◆ Problem description
Which of the lines below mention the word "label"? Pull each one out.

◆ Supplied data
###

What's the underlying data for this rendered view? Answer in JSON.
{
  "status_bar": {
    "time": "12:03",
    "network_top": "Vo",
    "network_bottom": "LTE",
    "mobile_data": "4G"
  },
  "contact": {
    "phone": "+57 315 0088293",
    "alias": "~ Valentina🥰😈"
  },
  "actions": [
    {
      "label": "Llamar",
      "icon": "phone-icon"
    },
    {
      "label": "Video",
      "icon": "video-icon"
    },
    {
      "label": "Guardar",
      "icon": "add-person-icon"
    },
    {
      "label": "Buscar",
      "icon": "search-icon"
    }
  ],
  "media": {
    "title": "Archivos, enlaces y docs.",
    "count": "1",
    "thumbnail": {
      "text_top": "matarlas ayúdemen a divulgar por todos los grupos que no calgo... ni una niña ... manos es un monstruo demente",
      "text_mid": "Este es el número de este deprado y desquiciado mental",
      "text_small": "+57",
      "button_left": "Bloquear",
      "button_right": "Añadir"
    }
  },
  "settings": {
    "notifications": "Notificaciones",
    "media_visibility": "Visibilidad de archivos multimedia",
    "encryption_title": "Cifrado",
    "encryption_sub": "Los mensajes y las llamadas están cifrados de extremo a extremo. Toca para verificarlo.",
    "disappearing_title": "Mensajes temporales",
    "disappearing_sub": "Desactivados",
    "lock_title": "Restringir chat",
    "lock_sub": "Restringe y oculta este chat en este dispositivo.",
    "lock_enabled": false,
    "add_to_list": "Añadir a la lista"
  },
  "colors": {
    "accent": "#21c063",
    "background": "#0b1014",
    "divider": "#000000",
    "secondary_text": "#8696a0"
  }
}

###

◆ Solution to this task
      "label": "Llamar",
      "label": "Video",
      "label": "Guardar",
      "label": "Buscar",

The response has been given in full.